### Provided records
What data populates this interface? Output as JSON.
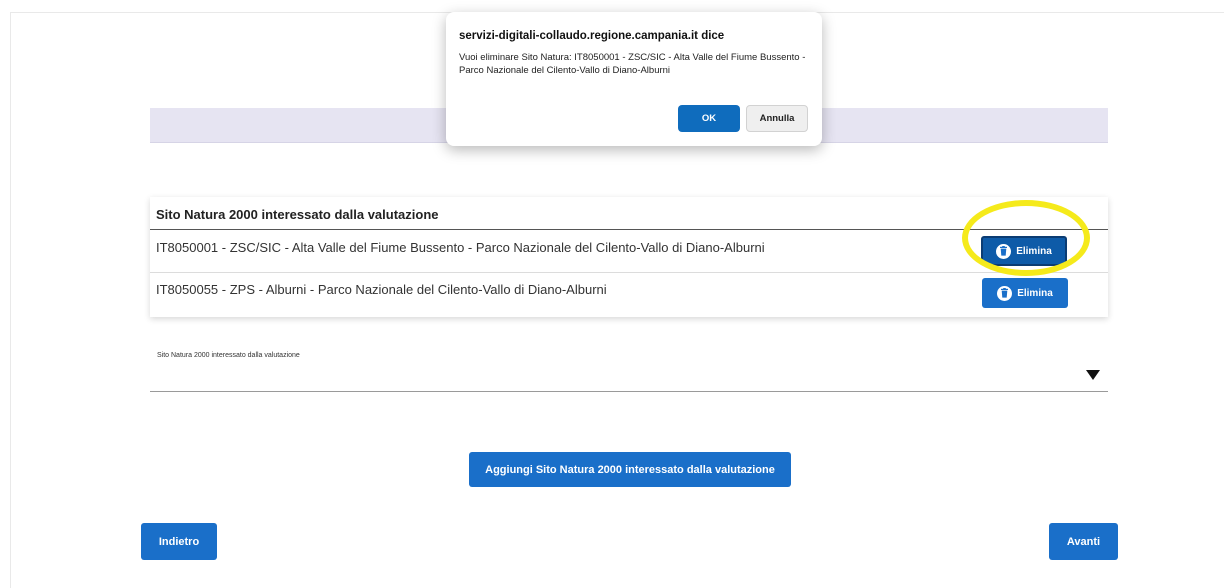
{
  "dialog": {
    "title": "servizi-digitali-collaudo.regione.campania.it dice",
    "message": "Vuoi eliminare Sito Natura: IT8050001 - ZSC/SIC - Alta Valle del Fiume Bussento - Parco Nazionale del Cilento-Vallo di Diano-Alburni",
    "ok_label": "OK",
    "cancel_label": "Annulla"
  },
  "sites_table": {
    "title": "Sito Natura 2000 interessato dalla valutazione",
    "rows": [
      {
        "text": "IT8050001 - ZSC/SIC - Alta Valle del Fiume Bussento - Parco Nazionale del Cilento-Vallo di Diano-Alburni",
        "delete_label": "Elimina",
        "delete_icon": "trash-icon"
      },
      {
        "text": "IT8050055 - ZPS - Alburni - Parco Nazionale del Cilento-Vallo di Diano-Alburni",
        "delete_label": "Elimina",
        "delete_icon": "trash-icon"
      }
    ]
  },
  "site_select": {
    "label": "Sito Natura 2000 interessato dalla valutazione",
    "value": "",
    "arrow_icon": "triangle-down-icon"
  },
  "actions": {
    "add_label": "Aggiungi Sito Natura 2000 interessato dalla valutazione",
    "back_label": "Indietro",
    "next_label": "Avanti"
  },
  "colors": {
    "primary": "#1a6fc9",
    "highlight": "#f5ea1b",
    "band": "#e6e4f2"
  }
}
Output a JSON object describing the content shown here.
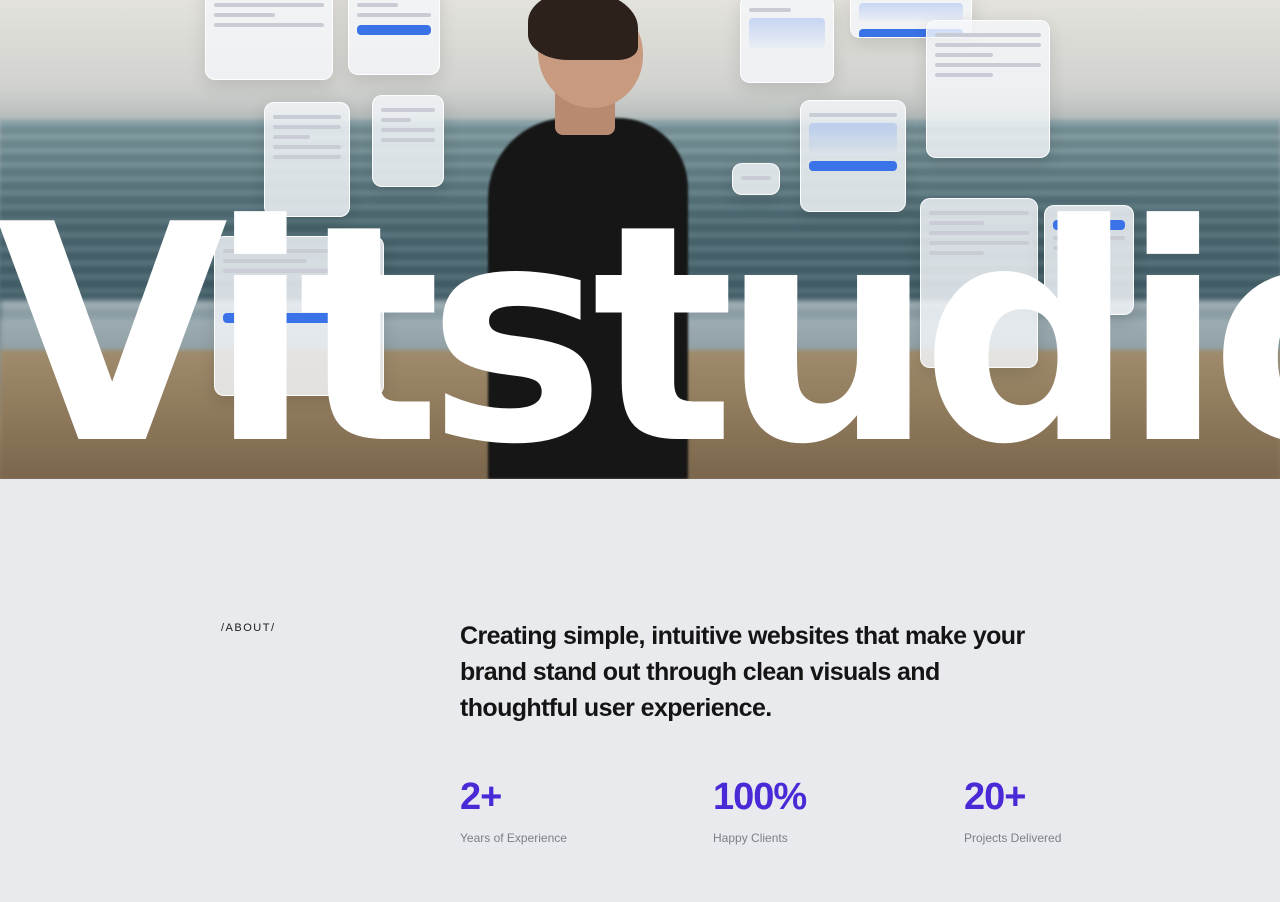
{
  "hero": {
    "brand_name": "Vitstudio"
  },
  "about": {
    "label": "/ABOUT/",
    "headline": "Creating simple, intuitive websites that make your brand stand out through clean visuals and thoughtful user experience.",
    "stats": [
      {
        "value": "2+",
        "label": "Years of Experience"
      },
      {
        "value": "100%",
        "label": "Happy Clients"
      },
      {
        "value": "20+",
        "label": "Projects Delivered"
      }
    ]
  },
  "colors": {
    "accent": "#4a2ad6",
    "background": "#e9eaee",
    "text": "#141414"
  }
}
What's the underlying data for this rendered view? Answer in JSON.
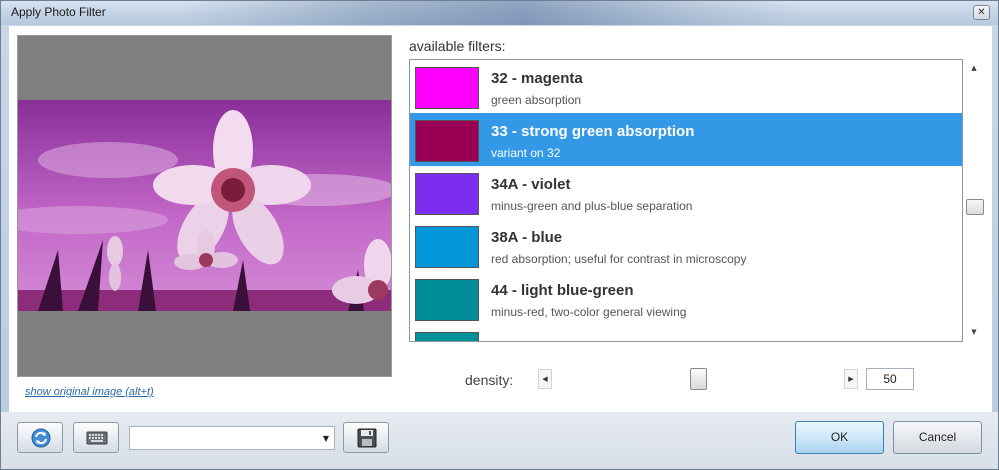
{
  "window": {
    "title": "Apply Photo Filter",
    "close_glyph": "✕"
  },
  "preview": {
    "show_original_link": "show original image (alt+t)"
  },
  "filters": {
    "label": "available filters:",
    "items": [
      {
        "name": "32 - magenta",
        "description": "green absorption",
        "color": "#ff00ff",
        "selected": false
      },
      {
        "name": "33 - strong green absorption",
        "description": "variant on 32",
        "color": "#990055",
        "selected": true
      },
      {
        "name": "34A - violet",
        "description": "minus-green and plus-blue separation",
        "color": "#7c2ef0",
        "selected": false
      },
      {
        "name": "38A - blue",
        "description": "red absorption; useful for contrast in microscopy",
        "color": "#0096d8",
        "selected": false
      },
      {
        "name": "44 - light blue-green",
        "description": "minus-red, two-color general viewing",
        "color": "#008c99",
        "selected": false
      }
    ],
    "partial_next_color": "#00909a"
  },
  "density": {
    "label": "density:",
    "value": "50",
    "slider_fraction": 0.5
  },
  "bottom": {
    "refresh_icon": "refresh-icon",
    "keyboard_icon": "keyboard-icon",
    "save_icon": "floppy-disk-icon",
    "preset_value": "",
    "ok_label": "OK",
    "cancel_label": "Cancel"
  }
}
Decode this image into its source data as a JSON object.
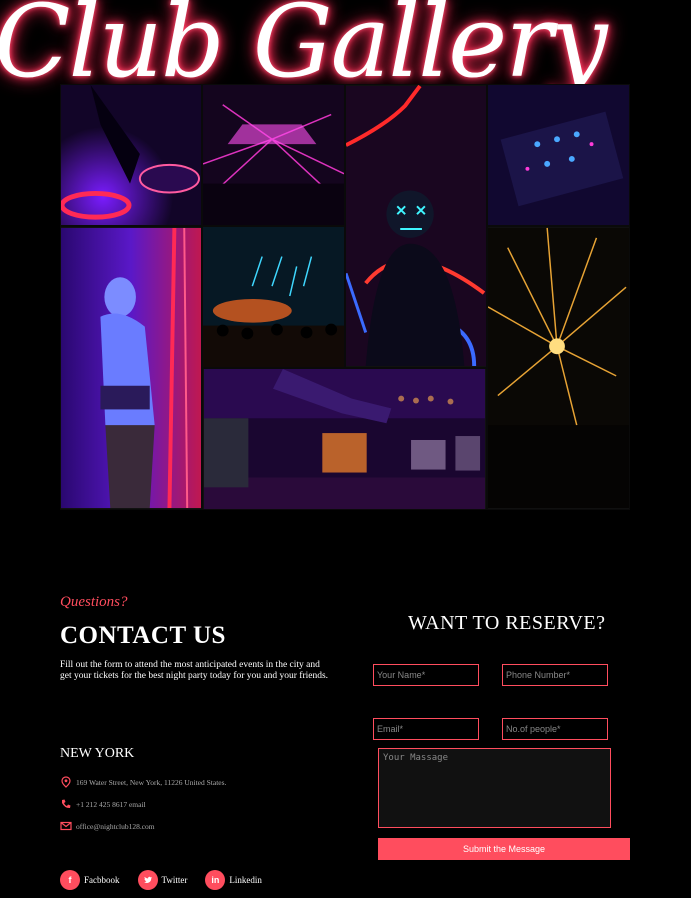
{
  "header": {
    "title": "Club Gallery"
  },
  "gallery": {
    "images": [
      {
        "name": "dj-turntable-image"
      },
      {
        "name": "laser-stage-image"
      },
      {
        "name": "neon-mask-man-image"
      },
      {
        "name": "dj-mixer-image"
      },
      {
        "name": "dancing-woman-image"
      },
      {
        "name": "crowd-blue-lights-image"
      },
      {
        "name": "bartender-cocktail-image"
      },
      {
        "name": "golden-lasers-image"
      }
    ]
  },
  "contact": {
    "eyebrow": "Questions?",
    "title": "CONTACT US",
    "description": "Fill out the form to attend the most anticipated events in the city and get your tickets for the best night party today for you and your friends.",
    "city": "NEW YORK",
    "address": "169 Water Street, New York, 11226 United States.",
    "phone": "+1 212 425 8617 email",
    "email": "office@nightclub128.com",
    "socials": [
      {
        "label": "Facbbook",
        "icon": "f"
      },
      {
        "label": "Twitter",
        "icon": "t"
      },
      {
        "label": "Linkedin",
        "icon": "in"
      }
    ]
  },
  "reserve": {
    "title": "WANT TO RESERVE?",
    "name_placeholder": "Your Name*",
    "phone_placeholder": "Phone Number*",
    "email_placeholder": "Email*",
    "people_placeholder": "No.of people*",
    "message_placeholder": "Your Massage",
    "submit_label": "Submit the Message"
  },
  "colors": {
    "accent": "#ff4d5e",
    "background": "#000000"
  }
}
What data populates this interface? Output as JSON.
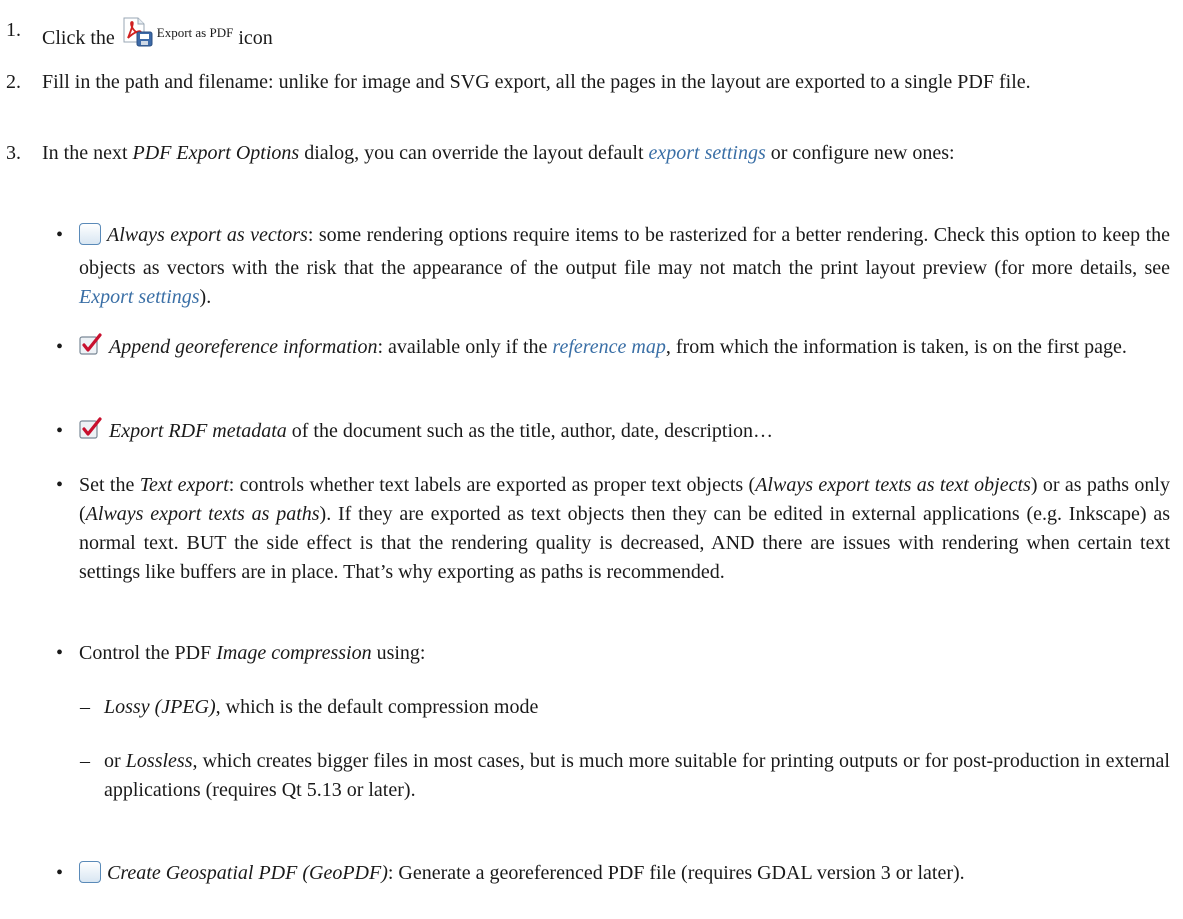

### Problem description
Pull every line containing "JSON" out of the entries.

### Solution for this problem
What data populates this interface? Output as JSON.
Output a JSON object describing the content shown here.
What's the underlying data for this rendered view? Answer in JSON.
Decode this image into its source data as a JSON object.
What data populates this interface? Output as JSON.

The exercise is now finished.